Not familiar with Grove City College’s successful attempt to crush “wokeness” and critical race theory? Get up to speed here.
Here’s the latest:
At a recently faculty-trustee luncheon, the Board of Trustees tried to clarify a few things. This is what was read:
On February 16, 2022, the Board appointed a Special Committee to review certain matters. On April 13, 2022, the Special Committee submitted its Report and Recommendation (“Report”). Today, the Board voted to accept and adopt the Report. We thank the Special Committee for its service and willingness to tackle a difficult subject.
After publication of the Report, some commentators questioned the College’s positions on a number of issues. We have carefully considered input from those criticizing the Report as well as those praising it. After a full discussion at the Board, we publish this coda to further emphasize three points made in the Report.
First, GCC will continue actively to recruit qualified minority students. And the College will likewise continue to cherish and support minority students with the same care and respect that it affords to all students in relation to their particular needs. The College’s rejection of Critical Race Theory’s politicized worldview must not be confused with indifference to racial minorities or racial discrimination. To the contrary, we cheerfully embrace the biblical teaching that God’s kingdom includes people of all nations, races, cultures, and ethnicities. By God’s grace, GCC may become a foretaste of that kingdom.
Second, GCC is an institution of higher learning. While the College’s charter, traditions, and history define its vision and mission, it goes without saying that free inquiry and robust discussion are critical components of any successful college or university. We remain committed to that freedom. Controversial subjects can only be studied through critical examination of contending views. As the Report says, we expect and want that to continue. Of course, this implies exposure to diverse opinions, which we regard as necessary and salutary.
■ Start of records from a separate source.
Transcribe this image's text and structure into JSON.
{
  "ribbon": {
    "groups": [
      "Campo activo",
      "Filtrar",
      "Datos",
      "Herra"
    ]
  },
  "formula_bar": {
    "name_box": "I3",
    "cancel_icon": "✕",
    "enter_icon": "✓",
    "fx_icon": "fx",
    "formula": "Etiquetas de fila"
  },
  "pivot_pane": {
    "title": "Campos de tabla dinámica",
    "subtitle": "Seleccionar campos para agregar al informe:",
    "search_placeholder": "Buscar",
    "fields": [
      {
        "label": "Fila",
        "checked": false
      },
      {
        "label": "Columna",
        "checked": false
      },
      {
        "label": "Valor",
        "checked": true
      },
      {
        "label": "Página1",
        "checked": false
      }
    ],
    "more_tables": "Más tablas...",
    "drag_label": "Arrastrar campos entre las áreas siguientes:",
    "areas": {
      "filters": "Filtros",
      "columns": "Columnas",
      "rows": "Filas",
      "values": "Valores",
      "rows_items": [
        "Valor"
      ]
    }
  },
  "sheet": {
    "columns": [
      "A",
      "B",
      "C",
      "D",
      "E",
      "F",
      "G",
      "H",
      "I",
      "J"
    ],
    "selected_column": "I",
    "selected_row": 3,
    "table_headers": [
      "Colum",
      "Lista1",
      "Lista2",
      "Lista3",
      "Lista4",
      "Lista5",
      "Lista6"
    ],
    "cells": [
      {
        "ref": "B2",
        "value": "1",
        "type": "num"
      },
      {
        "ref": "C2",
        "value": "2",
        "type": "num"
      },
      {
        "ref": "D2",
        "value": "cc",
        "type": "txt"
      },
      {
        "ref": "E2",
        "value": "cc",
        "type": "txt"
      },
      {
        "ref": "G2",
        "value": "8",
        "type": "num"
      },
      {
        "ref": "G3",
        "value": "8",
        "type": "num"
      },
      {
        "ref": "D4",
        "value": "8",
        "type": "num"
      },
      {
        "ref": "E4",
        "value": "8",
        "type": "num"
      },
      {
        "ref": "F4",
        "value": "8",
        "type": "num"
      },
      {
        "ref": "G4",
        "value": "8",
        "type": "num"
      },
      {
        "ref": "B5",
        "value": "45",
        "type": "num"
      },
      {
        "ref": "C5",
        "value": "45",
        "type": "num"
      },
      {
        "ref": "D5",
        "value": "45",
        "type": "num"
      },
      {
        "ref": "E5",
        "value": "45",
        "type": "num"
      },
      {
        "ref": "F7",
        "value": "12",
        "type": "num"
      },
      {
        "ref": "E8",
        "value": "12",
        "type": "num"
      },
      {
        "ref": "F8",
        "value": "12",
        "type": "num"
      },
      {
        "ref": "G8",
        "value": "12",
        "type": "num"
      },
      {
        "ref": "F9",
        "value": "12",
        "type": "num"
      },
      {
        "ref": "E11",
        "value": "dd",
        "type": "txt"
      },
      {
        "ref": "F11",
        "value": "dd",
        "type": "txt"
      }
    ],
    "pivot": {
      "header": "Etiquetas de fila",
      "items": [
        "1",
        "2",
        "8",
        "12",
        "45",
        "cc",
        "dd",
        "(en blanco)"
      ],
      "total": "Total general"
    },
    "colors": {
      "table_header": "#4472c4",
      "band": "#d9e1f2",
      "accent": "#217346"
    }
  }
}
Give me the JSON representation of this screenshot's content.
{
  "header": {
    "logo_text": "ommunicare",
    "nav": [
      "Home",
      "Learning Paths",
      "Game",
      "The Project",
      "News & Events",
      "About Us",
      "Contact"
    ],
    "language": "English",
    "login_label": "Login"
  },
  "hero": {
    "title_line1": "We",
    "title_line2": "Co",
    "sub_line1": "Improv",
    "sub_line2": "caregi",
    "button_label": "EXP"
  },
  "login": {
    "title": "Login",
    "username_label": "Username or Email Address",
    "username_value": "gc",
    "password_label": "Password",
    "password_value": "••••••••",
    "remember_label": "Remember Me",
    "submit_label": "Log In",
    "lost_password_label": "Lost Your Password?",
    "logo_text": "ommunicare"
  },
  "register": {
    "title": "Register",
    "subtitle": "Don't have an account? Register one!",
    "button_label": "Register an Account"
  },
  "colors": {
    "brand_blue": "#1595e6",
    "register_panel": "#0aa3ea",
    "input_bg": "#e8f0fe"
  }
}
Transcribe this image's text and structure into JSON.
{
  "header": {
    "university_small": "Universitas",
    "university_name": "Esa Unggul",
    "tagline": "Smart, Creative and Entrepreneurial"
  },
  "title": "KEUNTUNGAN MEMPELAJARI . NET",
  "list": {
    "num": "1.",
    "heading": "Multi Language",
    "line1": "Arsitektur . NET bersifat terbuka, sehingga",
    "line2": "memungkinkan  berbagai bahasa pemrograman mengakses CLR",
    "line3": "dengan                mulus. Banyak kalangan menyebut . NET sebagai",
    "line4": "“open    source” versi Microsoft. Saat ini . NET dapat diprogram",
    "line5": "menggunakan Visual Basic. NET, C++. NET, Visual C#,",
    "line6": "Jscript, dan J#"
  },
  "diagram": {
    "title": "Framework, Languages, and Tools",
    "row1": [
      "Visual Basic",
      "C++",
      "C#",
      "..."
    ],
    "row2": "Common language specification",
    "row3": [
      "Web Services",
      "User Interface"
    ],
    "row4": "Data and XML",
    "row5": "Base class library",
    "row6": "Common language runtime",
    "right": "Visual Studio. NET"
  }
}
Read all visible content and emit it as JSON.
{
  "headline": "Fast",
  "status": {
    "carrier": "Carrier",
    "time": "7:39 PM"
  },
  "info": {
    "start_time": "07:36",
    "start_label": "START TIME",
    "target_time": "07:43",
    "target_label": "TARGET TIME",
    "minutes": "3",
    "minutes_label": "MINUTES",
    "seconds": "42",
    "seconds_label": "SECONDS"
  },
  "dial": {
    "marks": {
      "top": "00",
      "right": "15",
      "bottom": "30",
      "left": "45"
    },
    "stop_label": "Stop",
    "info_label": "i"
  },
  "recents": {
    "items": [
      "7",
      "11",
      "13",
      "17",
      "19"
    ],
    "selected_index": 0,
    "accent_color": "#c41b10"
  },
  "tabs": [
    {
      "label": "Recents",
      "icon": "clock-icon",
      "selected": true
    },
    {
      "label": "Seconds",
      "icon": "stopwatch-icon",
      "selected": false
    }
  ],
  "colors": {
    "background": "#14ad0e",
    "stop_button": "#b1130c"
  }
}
Finally, as the Report indicates we have every confidence in President McNulty’s faithful, steady, and tireless leadership. The Board affirms its policy-focused role and entrusts the College’s daily operations to President McNulty, the staff, and faculty.
Jemar Tisby, whose October 2020 chapel talk is at the center of this controversy, has written a letter to the Board of Trustees:
The Pittsburgh Post-Gazette covers the controversy here. Here is the author of the piece:
Theologian and activist Jonathan Wilson Hartgrove defends Tisby. A taste:
What concerns me about this official action to single out Dr. Tisby and purge a Christian college campus of conversations about racial justice is the answer it implies to the question of what mission Christian colleges serve. Like I said, there have always been people on these campuses who would disagree with me or Dr. Tisby. This is what a college campus is for: critical reflection and honest debate about how we make sense of the world. At a Christian college, that debate is shaped by the shared conviction that the Bible and Christian tradition shape conversations about how we understand the world.
At least, that’s what I’ve always assumed. But in their zeal to appease extremists who’ve made “CRT” their boogeyman, the Board of Trustees at Grove City College seems to have made a public confession that the shared commitment which shapes conversation on their campus is not the gospel of Jesus Christ, but the conversative political ideology that racial equity challenges. Given the reach of the religious right into white Christian institutions, I suspect this board is not the only one that will have to decide which side of this ultimatum it is on.
My guess is that most of the members of the Board at Grove City aren’t happy they were forced to make this choice. The board chair, who also serves as CEO of DuPont, has made public statements on behalf of his company in support of racial justice, and he claims to be implementing a company-wide initiative to achieve racial equity in their workforce. It’s awkward to be put in a position where you publicly contradict yourself, but some powers and principalities persuaded the Board to accept and approve this report.
But having spent time on Christian college campuses, my heart aches for the young people who thought they were learning to follow Jesus and the faculty and staff who show up every day assuming that their mission is to pursue God’s kingdom, not the success of the Republican Party. The Board of Trustees hasn’t only singled out Dr. Tisby in an unfair and un-Christian way. They have also let down a community whose primary obstacle to faith in recent years is the hypocrisy of its leaders.
Since our friend Tony Campolo first called us together 15 years ago, Red Letter Christians have been preaching Jesus and justice on college campuses and in churches and communities around this country. In this moment, we have a chance to say #IStandWithJemar, and to challenge other Christian colleges and institutions to make clear whether their primary commitment is to the gospel of Jesus or to a political ideology. I hope we can do it not only for Dr. Tisby’s sake, but also for the millions of young people in this country and around the world who are genuinely asking whether an authentic Christian faith is possible.
Read the rest here.